### Study material
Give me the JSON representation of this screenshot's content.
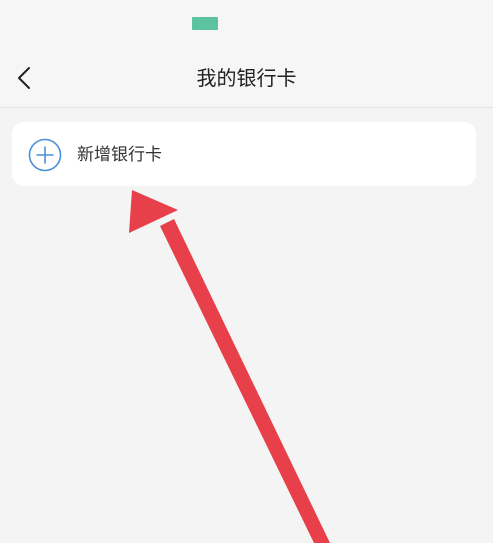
{
  "status_bar": {
    "indicator_color": "#5cc3a0"
  },
  "nav": {
    "back_icon": "chevron-left-icon",
    "title": "我的银行卡"
  },
  "add_card": {
    "icon": "plus-circle-icon",
    "icon_color": "#4a90d9",
    "label": "新增银行卡"
  },
  "annotation": {
    "type": "arrow",
    "color": "#e8404a",
    "points_to": "add-card-button"
  }
}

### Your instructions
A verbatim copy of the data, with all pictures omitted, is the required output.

### Expected answer
Give me the JSON representation of this screenshot's content.
{
  "status_bar": {
    "indicator_color": "#5cc3a0"
  },
  "nav": {
    "back_icon": "chevron-left-icon",
    "title": "我的银行卡"
  },
  "add_card": {
    "icon": "plus-circle-icon",
    "icon_color": "#4a90d9",
    "label": "新增银行卡"
  },
  "annotation": {
    "type": "arrow",
    "color": "#e8404a",
    "points_to": "add-card-button"
  }
}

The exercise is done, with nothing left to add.